=== What you will do ===
Among the lines of the records, please find those that contain the word "años" and copy them.

───── Records for this exercise ─────

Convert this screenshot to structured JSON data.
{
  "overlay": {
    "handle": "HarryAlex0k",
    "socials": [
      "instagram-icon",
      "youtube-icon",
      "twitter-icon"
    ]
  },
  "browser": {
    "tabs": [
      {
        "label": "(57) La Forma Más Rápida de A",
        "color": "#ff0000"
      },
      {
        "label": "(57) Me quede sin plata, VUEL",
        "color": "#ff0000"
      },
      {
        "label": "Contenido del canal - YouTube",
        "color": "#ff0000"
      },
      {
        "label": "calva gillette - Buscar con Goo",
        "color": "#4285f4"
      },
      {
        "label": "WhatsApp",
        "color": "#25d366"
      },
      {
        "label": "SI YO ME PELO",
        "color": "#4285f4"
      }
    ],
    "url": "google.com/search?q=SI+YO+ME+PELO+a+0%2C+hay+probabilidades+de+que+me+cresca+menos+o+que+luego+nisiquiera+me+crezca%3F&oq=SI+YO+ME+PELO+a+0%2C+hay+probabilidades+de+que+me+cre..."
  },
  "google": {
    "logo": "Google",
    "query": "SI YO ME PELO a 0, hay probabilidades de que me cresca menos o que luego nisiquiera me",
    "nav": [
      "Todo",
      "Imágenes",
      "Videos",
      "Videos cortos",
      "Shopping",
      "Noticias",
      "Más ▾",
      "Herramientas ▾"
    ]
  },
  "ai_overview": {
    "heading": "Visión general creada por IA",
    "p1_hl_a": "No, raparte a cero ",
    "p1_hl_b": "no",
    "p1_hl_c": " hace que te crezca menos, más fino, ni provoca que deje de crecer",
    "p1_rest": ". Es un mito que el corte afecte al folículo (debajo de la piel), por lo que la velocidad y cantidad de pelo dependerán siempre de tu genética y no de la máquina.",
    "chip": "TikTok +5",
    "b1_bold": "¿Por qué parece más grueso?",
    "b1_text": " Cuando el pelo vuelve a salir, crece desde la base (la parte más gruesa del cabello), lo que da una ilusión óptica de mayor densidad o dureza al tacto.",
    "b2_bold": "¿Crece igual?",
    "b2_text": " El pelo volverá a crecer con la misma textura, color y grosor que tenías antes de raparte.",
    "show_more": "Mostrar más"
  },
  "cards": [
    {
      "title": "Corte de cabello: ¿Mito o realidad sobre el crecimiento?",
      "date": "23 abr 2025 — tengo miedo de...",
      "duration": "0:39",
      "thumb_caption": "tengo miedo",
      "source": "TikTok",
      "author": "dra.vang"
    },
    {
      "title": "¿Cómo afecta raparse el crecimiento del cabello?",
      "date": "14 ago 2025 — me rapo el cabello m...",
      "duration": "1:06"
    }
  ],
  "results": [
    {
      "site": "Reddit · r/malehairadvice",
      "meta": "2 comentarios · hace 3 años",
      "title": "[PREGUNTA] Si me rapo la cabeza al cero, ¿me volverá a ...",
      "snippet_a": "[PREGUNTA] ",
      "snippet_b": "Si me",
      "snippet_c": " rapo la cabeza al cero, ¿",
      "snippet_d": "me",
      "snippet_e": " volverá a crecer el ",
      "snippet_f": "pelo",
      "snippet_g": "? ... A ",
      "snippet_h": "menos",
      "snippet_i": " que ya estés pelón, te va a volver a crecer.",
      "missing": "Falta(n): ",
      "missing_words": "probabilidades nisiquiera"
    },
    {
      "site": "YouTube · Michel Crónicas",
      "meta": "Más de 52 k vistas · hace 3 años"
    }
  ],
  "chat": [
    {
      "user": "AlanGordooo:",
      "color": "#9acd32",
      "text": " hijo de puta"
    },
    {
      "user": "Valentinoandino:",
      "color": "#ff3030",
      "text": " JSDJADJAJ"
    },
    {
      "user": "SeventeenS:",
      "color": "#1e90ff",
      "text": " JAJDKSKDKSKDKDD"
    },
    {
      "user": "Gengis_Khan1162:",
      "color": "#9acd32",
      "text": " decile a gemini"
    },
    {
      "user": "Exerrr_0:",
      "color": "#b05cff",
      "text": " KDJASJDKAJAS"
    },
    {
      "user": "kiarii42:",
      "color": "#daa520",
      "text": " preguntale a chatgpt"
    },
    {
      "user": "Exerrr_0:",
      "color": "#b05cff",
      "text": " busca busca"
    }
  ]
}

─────

=== Result ===
      "meta": "2 comentarios · hace 3 años",
      "meta": "Más de 52 k vistas · hace 3 años"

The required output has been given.